Sock stalled from there, dropping the last four games in yet another 2018 loss. His 2017 season, though, had not been remarkable until what was expected to be his last tournament: the Paris-Bercy Masters.

But it was there that he ignited, after trailing 1-5 in the third set of his opening-round match against Kyle Edmund. He won the match, and then the next four, claiming the Masters title and catapulting himself from 22nd into the top 10 and a shocking qualification for the ATP Finals in London a week later.

He seemed to validate the Paris title with wins in London over Marin Cilic and Alexander Zverev, and Sock finished the year with a career-high ranking of No. 8.

After that crest, Sock plummeted. At his first tournament of the new season, in Auckland, New Zealand, he was defending champion. But his play was so lackluster that it spurred discussion of revoking his appearance fee. His record of 5-14 this year includes only one win over a top-50 player: 38th-ranked David Ferrer. Sock has lost four times to players outside the top 100.

He does not seem eager to discuss it at the moment. Though he was requested for post-match media obligations on Tuesday, Sock left the All England Club without appearing. His manager, Mary Jane Orman, said he left the site without being approached by one of the tournament’s media coordinators and was unaware that he had been requested by reporters.

His absence most likely avoided a repeat of his terse news conference after his first-round loss at the French Open.

Asked how momentum shifted in the match, Sock answered, “The scoreboard changed.”

Sock didn’t have any explanation for why his year had been disappointing.

“It’s been a really bad year, obviously,” he said. “Yeah, I don’t know.
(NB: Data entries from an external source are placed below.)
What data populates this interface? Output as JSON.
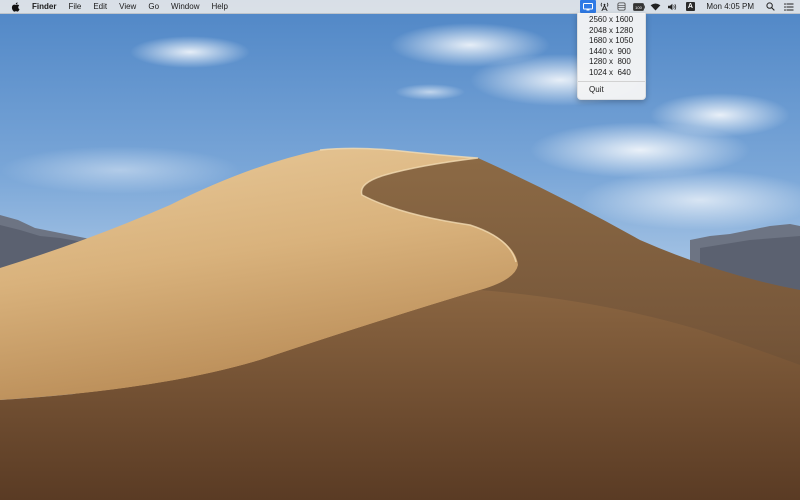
{
  "menubar": {
    "apple_icon": "apple-logo-icon",
    "app_name": "Finder",
    "menus": [
      "File",
      "Edit",
      "View",
      "Go",
      "Window",
      "Help"
    ],
    "status_icons": [
      "display-icon",
      "network-tower-icon",
      "vpn-icon",
      "battery-icon",
      "wifi-icon",
      "volume-icon",
      "input-source-icon"
    ],
    "input_source_label": "A",
    "battery_label": "100",
    "clock": "Mon 4:05 PM",
    "accent_color": "#2f7ae5"
  },
  "resolution_menu": {
    "items": [
      "2560 x 1600",
      "2048 x 1280",
      "1680 x 1050",
      "1440 x  900",
      "1280 x  800",
      "1024 x  640"
    ],
    "quit_label": "Quit"
  }
}
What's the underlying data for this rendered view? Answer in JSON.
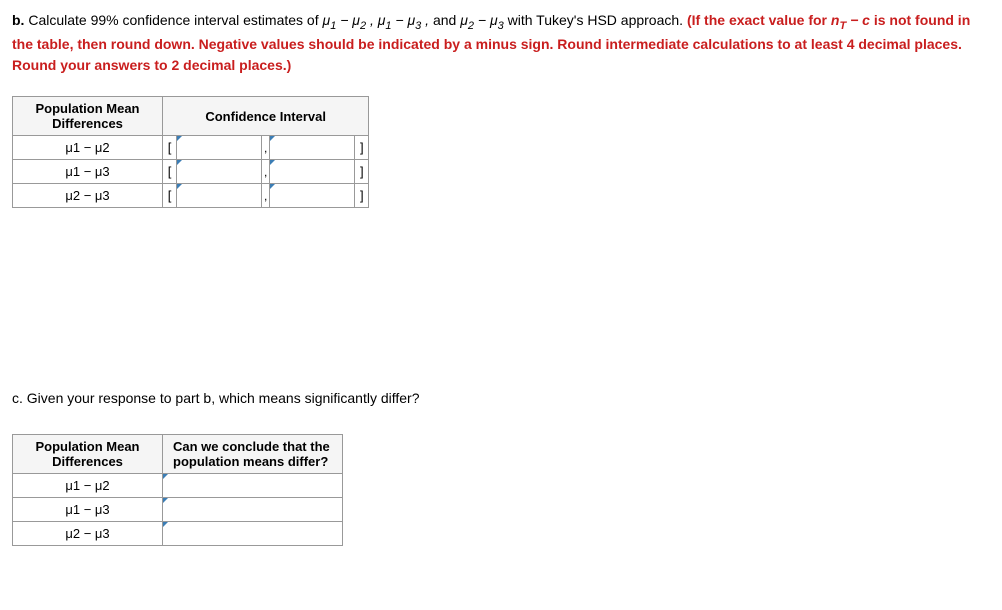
{
  "partB": {
    "label": "b.",
    "text1": "Calculate 99% confidence interval estimates of ",
    "mu1_mu2": "μ₁  −  μ₂ ,  μ₁ − μ₃ ,",
    "text2": " and ",
    "mu2_mu3": "μ₂  −  μ₃",
    "text3": " with Tukey's HSD approach. ",
    "redText": "(If the exact value for nT − c is not found in the table, then round down. Negative values should be indicated by a minus sign. Round intermediate calculations to at least 4 decimal places. Round your answers to 2 decimal places.)"
  },
  "tableB": {
    "header1": "Population Mean Differences",
    "header2": "Confidence Interval",
    "rows": [
      {
        "label": "μ1 − μ2",
        "lower": "",
        "upper": ""
      },
      {
        "label": "μ1 − μ3",
        "lower": "",
        "upper": ""
      },
      {
        "label": "μ2 − μ3",
        "lower": "",
        "upper": ""
      }
    ],
    "leftBracket": "[",
    "comma": ",",
    "rightBracket": "]"
  },
  "partC": {
    "label": "c.",
    "text": "Given your response to part b, which means significantly differ?"
  },
  "tableC": {
    "header1": "Population Mean Differences",
    "header2": "Can we conclude that the population means differ?",
    "rows": [
      {
        "label": "μ1 − μ2",
        "answer": ""
      },
      {
        "label": "μ1 − μ3",
        "answer": ""
      },
      {
        "label": "μ2 − μ3",
        "answer": ""
      }
    ]
  }
}
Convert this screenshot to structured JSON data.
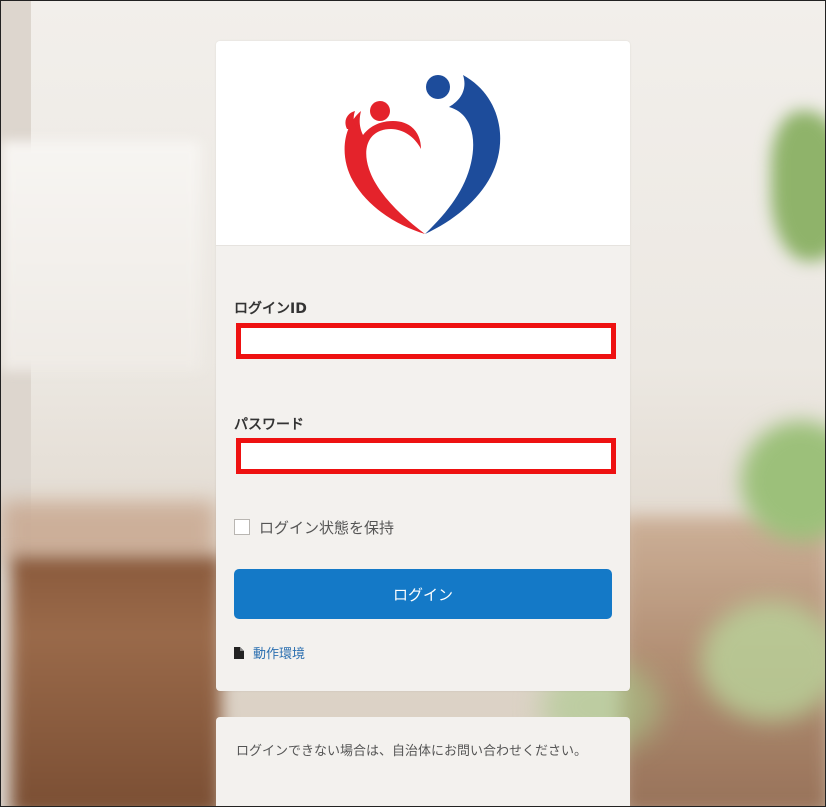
{
  "login": {
    "id_label": "ログインID",
    "id_value": "",
    "password_label": "パスワード",
    "password_value": "",
    "remember_label": "ログイン状態を保持",
    "remember_checked": false,
    "submit_label": "ログイン"
  },
  "links": {
    "environment_label": "動作環境"
  },
  "notice": {
    "text": "ログインできない場合は、自治体にお問い合わせください。"
  },
  "colors": {
    "logo_red": "#e4232b",
    "logo_blue": "#1d4c9b",
    "button": "#1479c7",
    "highlight_border": "#ee1111"
  },
  "icons": {
    "logo": "heart-people-logo",
    "environment": "document-icon"
  }
}
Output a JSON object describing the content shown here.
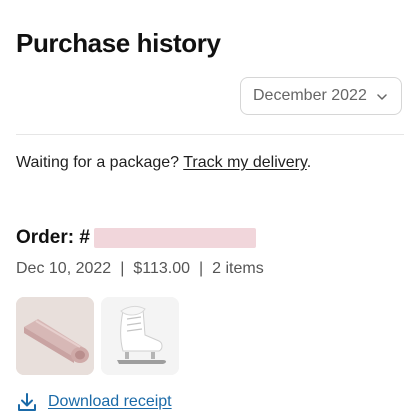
{
  "header": {
    "title": "Purchase history"
  },
  "month_filter": {
    "selected": "December 2022",
    "icon": "chevron-down-icon"
  },
  "notice": {
    "text": "Waiting for a package? ",
    "link_label": "Track my delivery",
    "suffix": "."
  },
  "order": {
    "label": "Order: #",
    "date": "Dec 10, 2022",
    "separator": "|",
    "total": "$113.00",
    "item_count": "2 items",
    "items": [
      {
        "name": "pink-yoga-mat",
        "color": "#d9bfbf"
      },
      {
        "name": "white-ice-skate",
        "color": "#ffffff"
      }
    ],
    "redaction_color": "#f1d6db"
  },
  "receipt": {
    "label": "Download receipt",
    "icon": "download-icon",
    "color": "#1a6aa8"
  }
}
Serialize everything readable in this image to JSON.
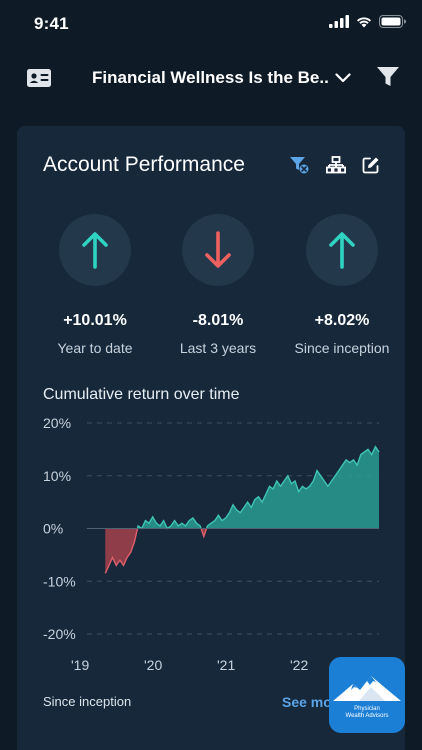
{
  "status_bar": {
    "time": "9:41"
  },
  "nav": {
    "title": "Financial Wellness Is the Be..",
    "left_icon": "contact-card-icon",
    "right_icon": "filter-icon",
    "dropdown_icon": "chevron-down-icon"
  },
  "card": {
    "title": "Account Performance",
    "tools": [
      "filter-clear-icon",
      "hierarchy-icon",
      "edit-icon"
    ]
  },
  "metrics": [
    {
      "value": "+10.01%",
      "label": "Year to date",
      "direction": "up",
      "color": "#2fd3c2"
    },
    {
      "value": "-8.01%",
      "label": "Last 3 years",
      "direction": "down",
      "color": "#f0605e"
    },
    {
      "value": "+8.02%",
      "label": "Since inception",
      "direction": "up",
      "color": "#2fd3c2"
    }
  ],
  "chart": {
    "title": "Cumulative return over time",
    "footer_left": "Since inception",
    "footer_right": "See more"
  },
  "logo": {
    "line1": "Physician",
    "line2": "Wealth Advisors"
  },
  "colors": {
    "positive": "#2a9c93",
    "negative": "#b8444f",
    "background": "#0e1b27",
    "card": "#16283a",
    "accent": "#5ba4e6"
  },
  "chart_data": {
    "type": "area",
    "ylim": [
      -20,
      20
    ],
    "y_ticks": [
      "20%",
      "10%",
      "0%",
      "-10%",
      "-20%"
    ],
    "y_tick_values": [
      20,
      10,
      0,
      -10,
      -20
    ],
    "x_ticks": [
      "'19",
      "'20",
      "'21",
      "'22"
    ],
    "x_tick_values": [
      2019,
      2020,
      2021,
      2022
    ],
    "grid": true,
    "series": [
      {
        "x": [
          2019.25,
          2019.3,
          2019.35,
          2019.4,
          2019.45,
          2019.5,
          2019.55,
          2019.6,
          2019.65,
          2019.7,
          2019.75,
          2019.8,
          2019.85,
          2019.9,
          2019.95,
          2020.0,
          2020.05,
          2020.1,
          2020.15,
          2020.2,
          2020.25,
          2020.3,
          2020.35,
          2020.4,
          2020.45,
          2020.5,
          2020.55,
          2020.6,
          2020.65,
          2020.7,
          2020.75,
          2020.8,
          2020.85,
          2020.9,
          2020.95,
          2021.0,
          2021.05,
          2021.1,
          2021.15,
          2021.2,
          2021.25,
          2021.3,
          2021.35,
          2021.4,
          2021.45,
          2021.5,
          2021.55,
          2021.6,
          2021.65,
          2021.7,
          2021.75,
          2021.8,
          2021.85,
          2021.9,
          2021.95,
          2022.0,
          2022.05,
          2022.1,
          2022.15,
          2022.2,
          2022.25,
          2022.3,
          2022.35,
          2022.4,
          2022.45,
          2022.5,
          2022.55,
          2022.6,
          2022.65,
          2022.7,
          2022.75,
          2022.8,
          2022.85,
          2022.9,
          2022.95,
          2023.0
        ],
        "y": [
          -8.5,
          -7,
          -5.5,
          -7,
          -6,
          -7,
          -5.5,
          -4.5,
          -2.5,
          0.5,
          0,
          1.5,
          1,
          2.2,
          1,
          0.5,
          1.5,
          0,
          0.5,
          1.5,
          0.5,
          1,
          0.5,
          1.5,
          2,
          1,
          0.5,
          -1.5,
          0.5,
          1,
          1.5,
          2.5,
          1.5,
          2,
          3,
          4.5,
          3.5,
          3,
          4,
          5,
          4,
          5.5,
          6,
          5,
          6.5,
          8,
          7.5,
          9,
          8,
          9,
          10,
          8.5,
          9,
          7,
          8,
          7.5,
          8,
          9,
          11,
          10,
          9,
          8,
          9,
          10,
          11,
          12,
          13,
          12.5,
          13,
          12,
          14,
          14.5,
          15,
          14,
          15.5,
          14.5
        ],
        "color": "#2a9c93"
      }
    ]
  }
}
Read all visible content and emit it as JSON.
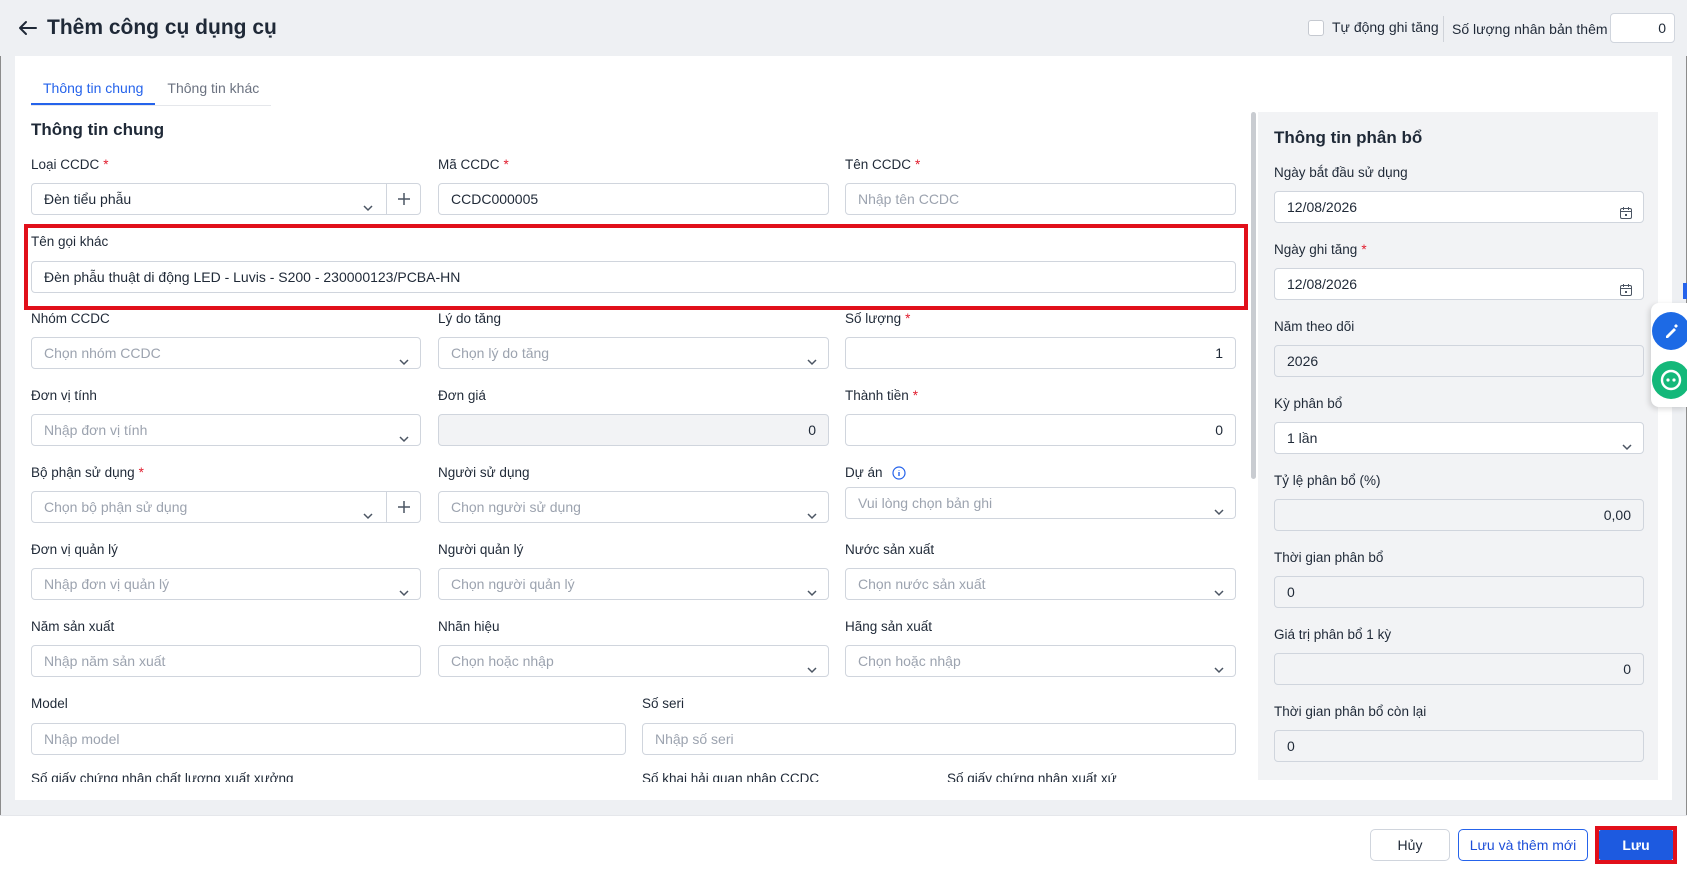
{
  "header": {
    "title": "Thêm công cụ dụng cụ",
    "auto_label": "Tự động ghi tăng",
    "qty_label": "Số lượng nhân bản thêm",
    "qty_value": "0"
  },
  "tabs": [
    {
      "label": "Thông tin chung"
    },
    {
      "label": "Thông tin khác"
    }
  ],
  "general": {
    "title": "Thông tin chung",
    "loai_label": "Loại CCDC",
    "loai_value": "Đèn tiểu phẫu",
    "ma_label": "Mã CCDC",
    "ma_value": "CCDC000005",
    "ten_label": "Tên CCDC",
    "ten_ph": "Nhập tên CCDC",
    "tengoi_label": "Tên gọi khác",
    "tengoi_value": "Đèn phẫu thuật di động LED - Luvis - S200 - 230000123/PCBA-HN",
    "nhom_label": "Nhóm CCDC",
    "nhom_ph": "Chọn nhóm CCDC",
    "lydo_label": "Lý do tăng",
    "lydo_ph": "Chọn lý do tăng",
    "soluong_label": "Số lượng",
    "soluong_value": "1",
    "dvt_label": "Đơn vị tính",
    "dvt_ph": "Nhập đơn vị tính",
    "dongia_label": "Đơn giá",
    "dongia_value": "0",
    "thanhtien_label": "Thành tiền",
    "thanhtien_value": "0",
    "bophan_label": "Bộ phận sử dụng",
    "bophan_ph": "Chọn bộ phận sử dụng",
    "nguoisd_label": "Người sử dụng",
    "nguoisd_ph": "Chọn người sử dụng",
    "duan_label": "Dự án",
    "duan_ph": "Vui lòng chọn bản ghi",
    "dvql_label": "Đơn vị quản lý",
    "dvql_ph": "Nhập đơn vị quản lý",
    "nguoiql_label": "Người quản lý",
    "nguoiql_ph": "Chọn người quản lý",
    "nuocsx_label": "Nước sản xuất",
    "nuocsx_ph": "Chọn nước sản xuất",
    "namsx_label": "Năm sản xuất",
    "namsx_ph": "Nhập năm sản xuất",
    "nhanhieu_label": "Nhãn hiệu",
    "nhanhieu_ph": "Chọn hoặc nhập",
    "hangsx_label": "Hãng sản xuất",
    "hangsx_ph": "Chọn hoặc nhập",
    "model_label": "Model",
    "model_ph": "Nhập model",
    "seri_label": "Số seri",
    "seri_ph": "Nhập số seri",
    "giaycn_label": "Số giấy chứng nhận chất lượng xuất xưởng",
    "khaihq_label": "Số khai hải quan nhập CCDC",
    "giayxx_label": "Số giấy chứng nhận xuất xứ"
  },
  "allocation": {
    "title": "Thông tin phân bổ",
    "start_label": "Ngày bắt đầu sử dụng",
    "start_value": "12/08/2026",
    "ghitang_label": "Ngày ghi tăng",
    "ghitang_value": "12/08/2026",
    "nam_label": "Năm theo dõi",
    "nam_value": "2026",
    "ky_label": "Kỳ phân bổ",
    "ky_value": "1 lần",
    "tyle_label": "Tỷ lệ phân bổ (%)",
    "tyle_value": "0,00",
    "tg_label": "Thời gian phân bổ",
    "tg_value": "0",
    "gt_label": "Giá trị phân bổ 1 kỳ",
    "gt_value": "0",
    "tgcl_label": "Thời gian phân bổ còn lại",
    "tgcl_value": "0"
  },
  "footer": {
    "cancel": "Hủy",
    "save_new": "Lưu và thêm mới",
    "save": "Lưu"
  },
  "colors": {
    "accent": "#1d5ae0",
    "required": "#e11d2e",
    "highlight": "#e10f1a"
  }
}
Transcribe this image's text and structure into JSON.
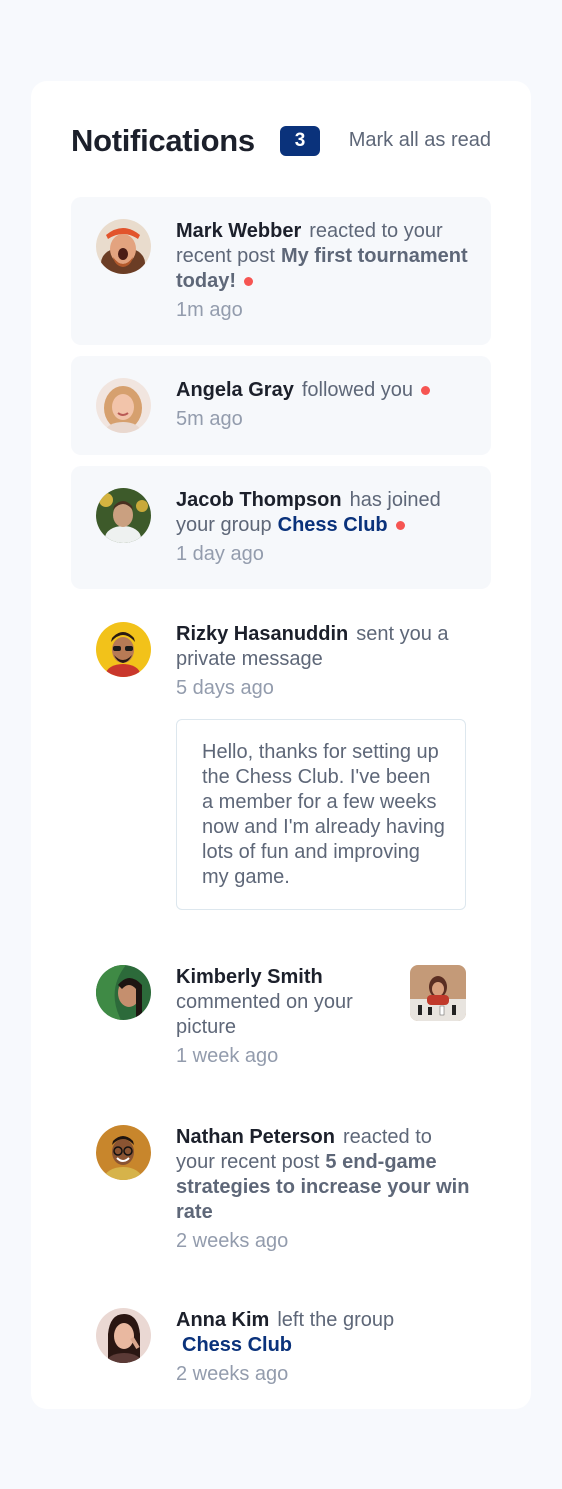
{
  "header": {
    "title": "Notifications",
    "badge_count": "3",
    "mark_all_label": "Mark all as read"
  },
  "notifications": [
    {
      "name": "Mark Webber",
      "action": "reacted to your recent post",
      "target": "My first tournament today!",
      "target_type": "post",
      "time": "1m ago",
      "unread": true
    },
    {
      "name": "Angela Gray",
      "action": "followed you",
      "target": "",
      "time": "5m ago",
      "unread": true
    },
    {
      "name": "Jacob Thompson",
      "action": "has joined your group",
      "target": "Chess Club",
      "target_type": "group",
      "time": "1 day ago",
      "unread": true
    },
    {
      "name": "Rizky Hasanuddin",
      "action": "sent you a private message",
      "target": "",
      "time": "5 days ago",
      "unread": false,
      "message": "Hello, thanks for setting up the Chess Club. I've been a member for a few weeks now and I'm already having lots of fun and improving my game."
    },
    {
      "name": "Kimberly Smith",
      "action": "commented on your picture",
      "target": "",
      "time": "1 week ago",
      "unread": false
    },
    {
      "name": "Nathan Peterson",
      "action": "reacted to your recent post",
      "target": "5 end-game strategies to increase your win rate",
      "target_type": "post",
      "time": "2 weeks ago",
      "unread": false
    },
    {
      "name": "Anna Kim",
      "action": "left the group",
      "target": "Chess Club",
      "target_type": "group",
      "time": "2 weeks ago",
      "unread": false
    }
  ],
  "colors": {
    "accent": "#0a327b",
    "unread_dot": "#f65552",
    "unread_bg": "#f6f8fb",
    "heading": "#1c202b",
    "body": "#5e6778",
    "muted": "#939cad"
  }
}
Pretty lost right now.”

Sock is still ranked 15th because of the cache of ranking points he got at the end of last season, but he is 146th in the year-to-date rankings. He is likely to fall further after Wimbledon.

After the French Open, Sock parted with his coach, Jay Berger, and began working with Mark Knowles, a Bahamian who won three Grand Slam doubles titles.

Despite his struggles in singles, Sock has continued to succeed in doubles, winning three titles this year. Doubles play has seemed to come more naturally to him throughout his career, and is less demanding physically.